This particular insect is a very good hitch-hiker; consequently, vehicles, people, paving stones, and other items from neighboring states should be examined closely if they are near infestations. 

Article submitted by: Brian Kunkel on July 10, 2019

Have you seen this insect?

Delaware Department of Agriculture has quarantined some zip codes in New Castle county and are continuing their monitoring program for spotted lanternfly.  They have steps to follow if you believe you have found it:
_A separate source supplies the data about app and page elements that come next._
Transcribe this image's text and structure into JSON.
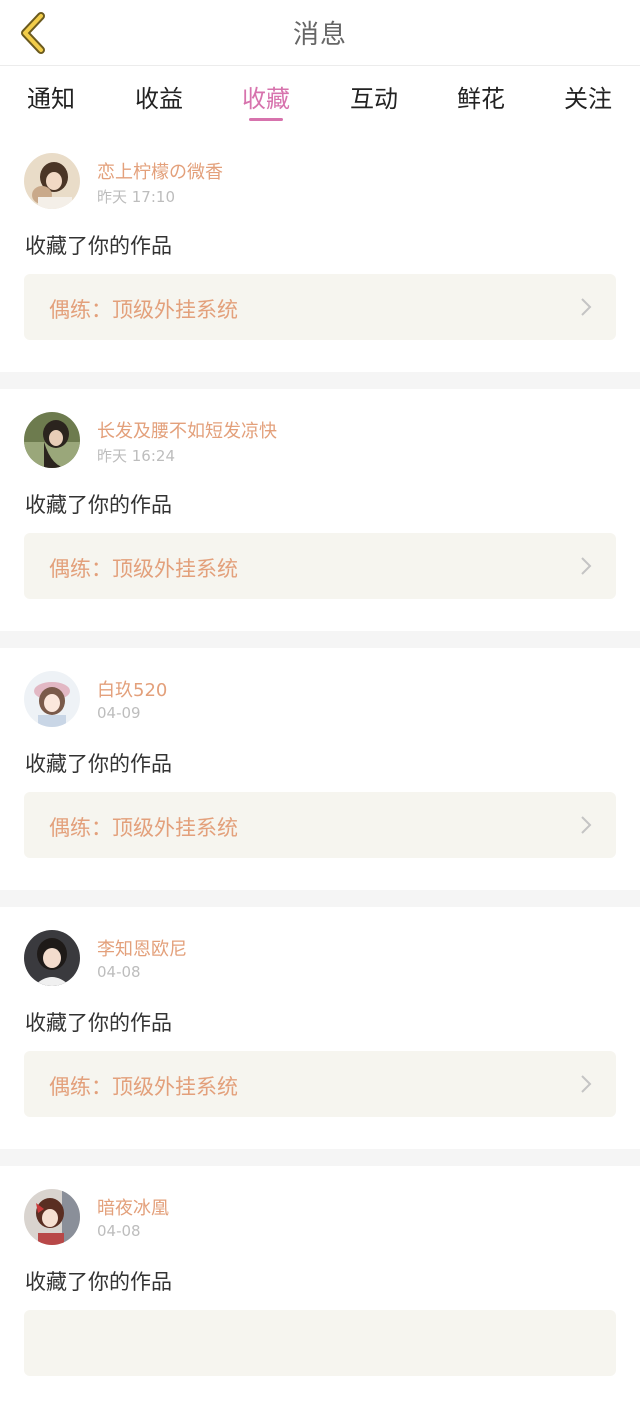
{
  "header": {
    "title": "消息",
    "back_icon": "chevron-left-icon"
  },
  "tabs": [
    {
      "label": "通知",
      "active": false
    },
    {
      "label": "收益",
      "active": false
    },
    {
      "label": "收藏",
      "active": true
    },
    {
      "label": "互动",
      "active": false
    },
    {
      "label": "鲜花",
      "active": false
    },
    {
      "label": "关注",
      "active": false
    }
  ],
  "colors": {
    "accent": "#d773ad",
    "username": "#e3a07b",
    "work_bg": "#f6f5ef"
  },
  "items": [
    {
      "user": "恋上柠檬の微香",
      "time": "昨天 17:10",
      "action": "收藏了你的作品",
      "work": "偶练：顶级外挂系统"
    },
    {
      "user": "长发及腰不如短发凉快",
      "time": "昨天 16:24",
      "action": "收藏了你的作品",
      "work": "偶练：顶级外挂系统"
    },
    {
      "user": "白玖520",
      "time": "04-09",
      "action": "收藏了你的作品",
      "work": "偶练：顶级外挂系统"
    },
    {
      "user": "李知恩欧尼",
      "time": "04-08",
      "action": "收藏了你的作品",
      "work": "偶练：顶级外挂系统"
    },
    {
      "user": "暗夜冰凰",
      "time": "04-08",
      "action": "收藏了你的作品",
      "work": ""
    }
  ]
}
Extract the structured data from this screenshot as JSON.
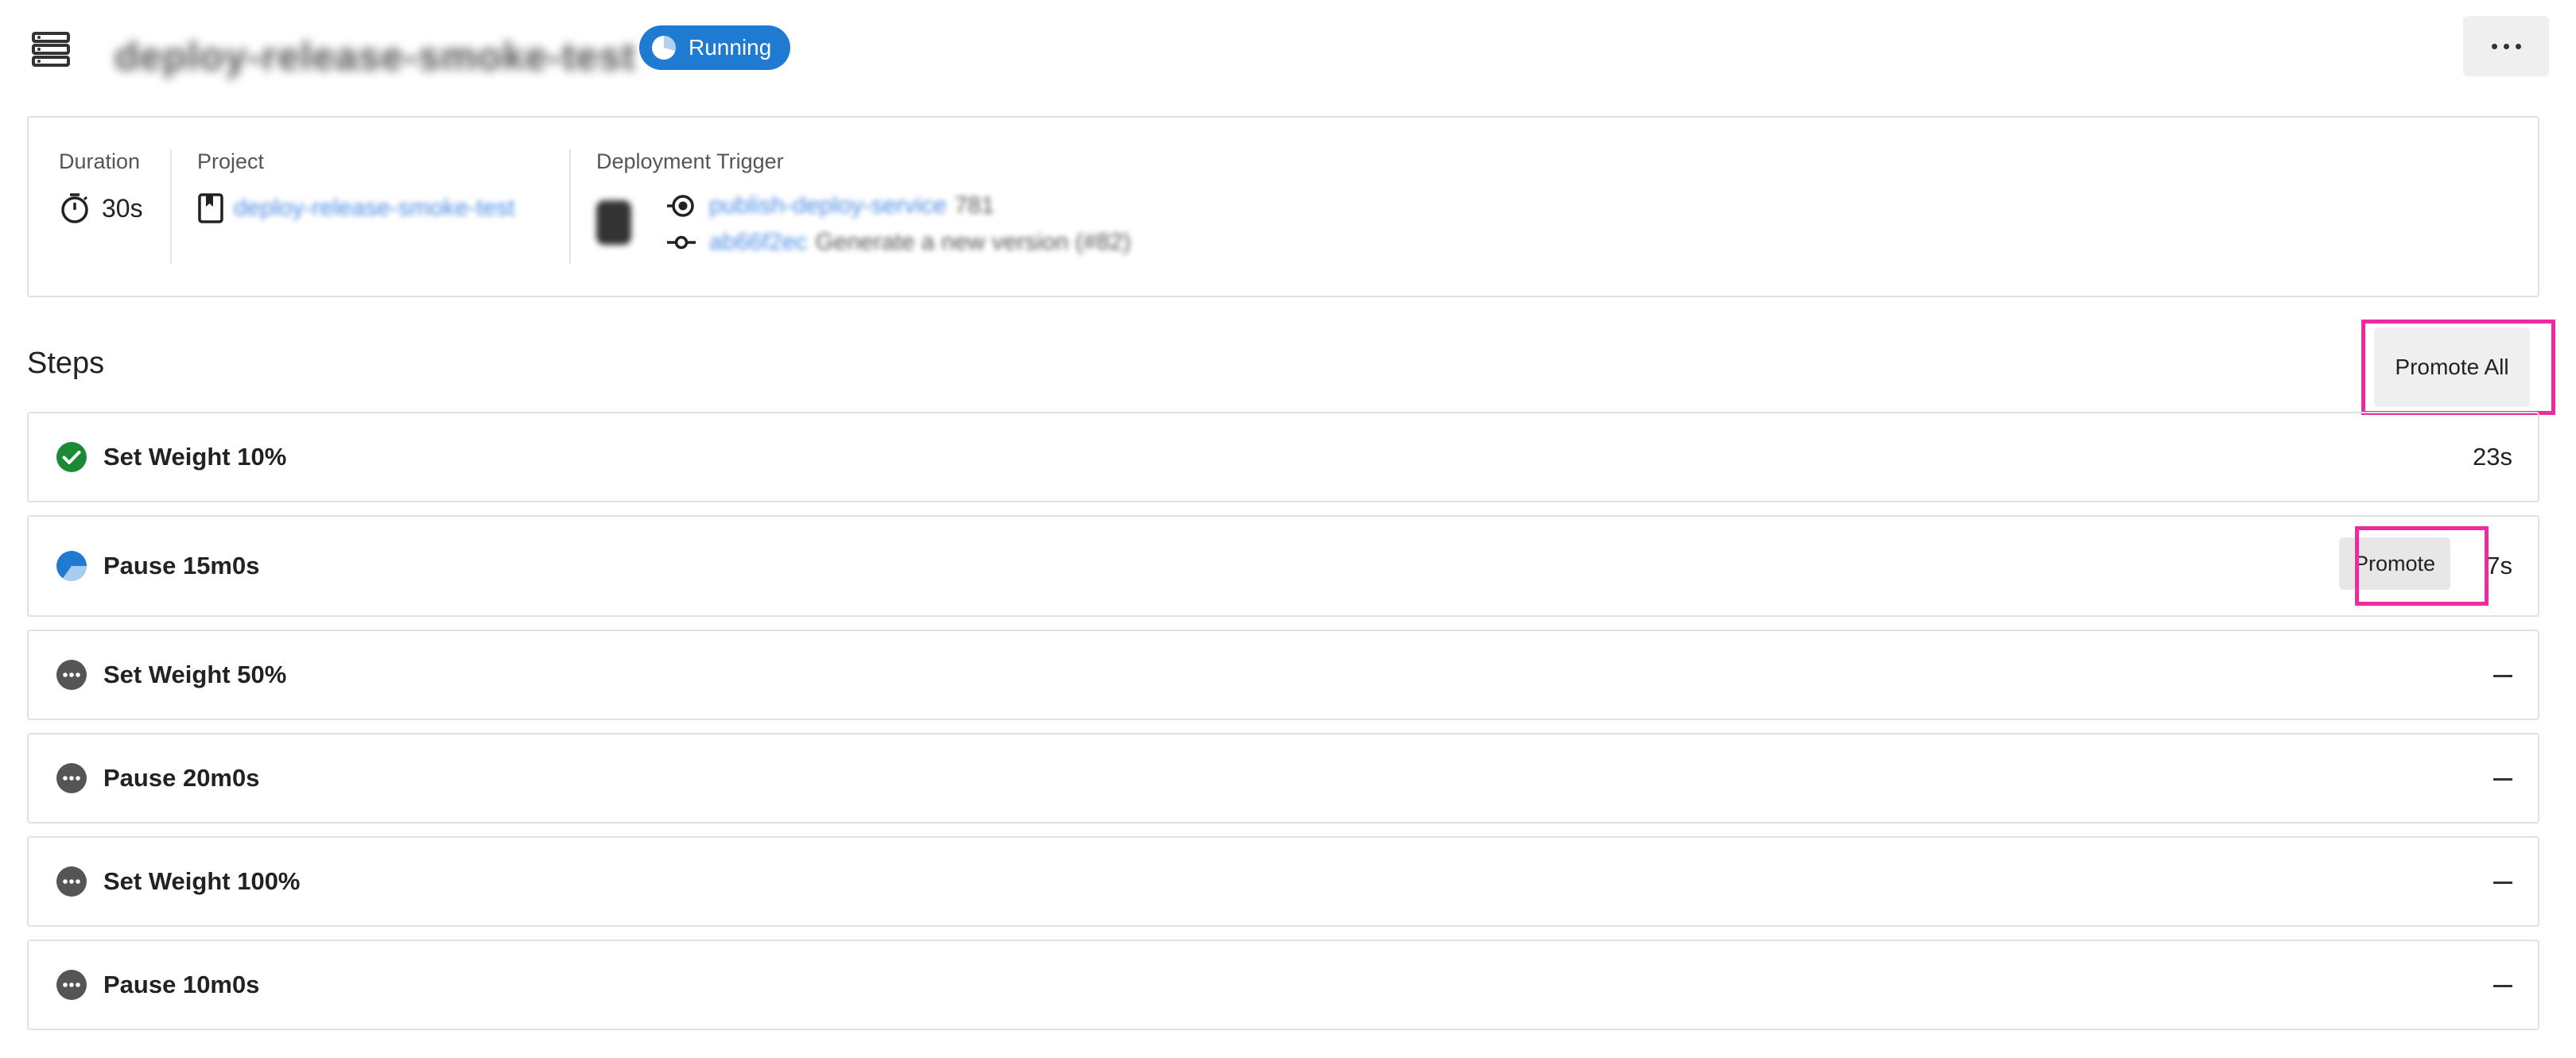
{
  "header": {
    "menu_icon": "list-icon",
    "run_name": "deploy-release-smoke-test",
    "status_label": "Running",
    "status_color": "#1f7ad1",
    "more_icon": "more-horizontal-icon"
  },
  "info": {
    "duration_label": "Duration",
    "duration_value": "30s",
    "project_label": "Project",
    "project_value": "deploy-release-smoke-test",
    "trigger_label": "Deployment Trigger",
    "trigger_service": "publish-deploy-service",
    "trigger_run_number": "781",
    "commit_hash": "ab66f2ec",
    "commit_message": "Generate a new version (#82)"
  },
  "steps_section": {
    "title": "Steps",
    "promote_all_label": "Promote All",
    "promote_label": "Promote",
    "highlight_color": "#ee2a9e"
  },
  "steps": [
    {
      "name": "Set Weight 10%",
      "status": "succeeded",
      "duration": "23s"
    },
    {
      "name": "Pause 15m0s",
      "status": "running",
      "duration": "7s"
    },
    {
      "name": "Set Weight 50%",
      "status": "pending",
      "duration": ""
    },
    {
      "name": "Pause 20m0s",
      "status": "pending",
      "duration": ""
    },
    {
      "name": "Set Weight 100%",
      "status": "pending",
      "duration": ""
    },
    {
      "name": "Pause 10m0s",
      "status": "pending",
      "duration": ""
    }
  ],
  "colors": {
    "success": "#1a8a35",
    "running": "#1f7ad1",
    "pending": "#555555"
  }
}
  • Take a picture with GPS function turned on your smartphone or camera
  • Upload photograph to facebook or Instagram using #HitchHikerBug and/or email HitchHikerBug@state.de.us with your name, contact information, and address where photo was take.
  • Collect a specimen in a vial or plastic zip-lock bag.Turn specimen into DE Department of Agriculture CAPS program
  • If a photo or specimen cannot be acquired call (302) 698-4586 or email HitchHikerBug@state.de.us with information detailing location and contact information